I would make one of these if you can do that.
lol, read my first comment, then PM if you're interested, I'll try to find out my "plans" and communicate with you for further project rendering.
<p>Hey I know this is a little late to post questions here, but I've been looking all over for laser cutter plans and this ible is AWESOME! I was wondering though, do these lasers over heat and burn out after cutting for so long? I see you cut that stencil which is all I want to do but I heard even 300mw lasers will burn out within 5 minutes constant use...</p>
This project looks like fun! Does it require a parallel interface, or can USB scanners also be used?
Cool work! <br> <br>The ebay link is expired, so could you please post the specs for the laser components? <br> <br>Thanks!
PERFECT! thank you sir! <br> <br>p.s. Wouldn't mind watching a video of you explaining the 4 times electrical tape saved your life. I'm dead serious. Useful info for anyone that thinks it ok to substitute it with other stuff.
do you think it would be possible to make a handheld laser cutter? if so, please comment back
I've seen YouTube videos on converting handheld laser pointers into cutting lasers.
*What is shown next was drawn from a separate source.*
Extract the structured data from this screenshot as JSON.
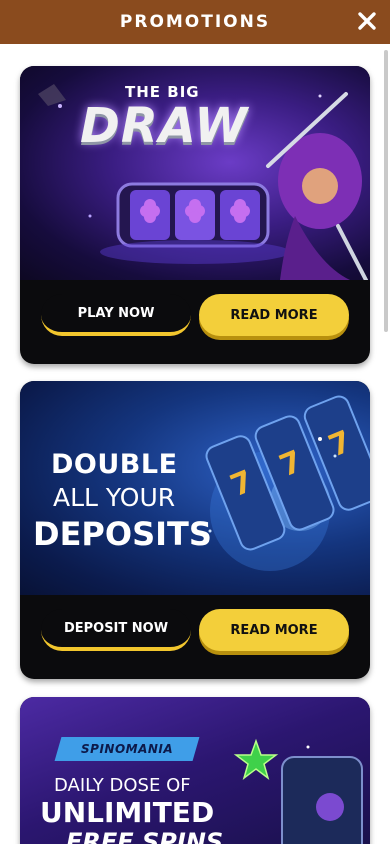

Search it.
I have some projects that require acrylic pieces of various shapes that would be very difficult to cut with a coping saw or a jig saw, and was wondering if i could use this design to build a laser cutter that is capable of cutting i think 3/16th inch acrylic sheets. i have already found a nice free canon scanner, and am looking for another, but if this may not work, i will not continue.<br><br>Thank you for your time, Eron.
You need something more powerful. A CO2 laser would do.
AFAIK the reason you need the scanners for is to scavenge its stepper motors and the pulley it's fastened to. You need 2 scanners due to the fact that you need to be able to move the laser in 2 directions (x and y obviously), since scanners only need one.<br>Also, cutting acrylic with laser can be tricky because it's transparent and hence probably won't absorb the laser's energy as well as a black sheet of paper would (it's no surprise that he used black paper as a stencil, after all black absorbs the most light). This means that you might need a stronger laser or adjust the whole setup to account for the considerably longer cutting times. That's just 2 cents though.
cool ideas! my question is... what about using something like this to cut rocks?<br> yeah, i do cut rocks by hand but this idea would be so much easier and cooler.<br><br>any ideas on how powerful a laser must be to cut silica?<br><br>Thanx in advance!
Very powerful is how I'll say it is. Unless you can concentrate the laser by a lot you won't be cutting anything. By the way, a 1 watt laser is dangerous enough, a kW laser (I dunno what I'm saying) can be barely moved. You might as well motorize your drilling technique.

About This Instructable




Bio: Bilal Ghalib is interested in doing things that surprise him and inspire others. Let's create a future we want to live in together.
More by lamedust:From Crap to Craft - How to Take Advantage of Disadvantage Robotic Music Player and Sequencer With LittleBits AKA Fruityloops IRLProsthetics Modification for Pain Relief of Pressure Points
Add instructable to: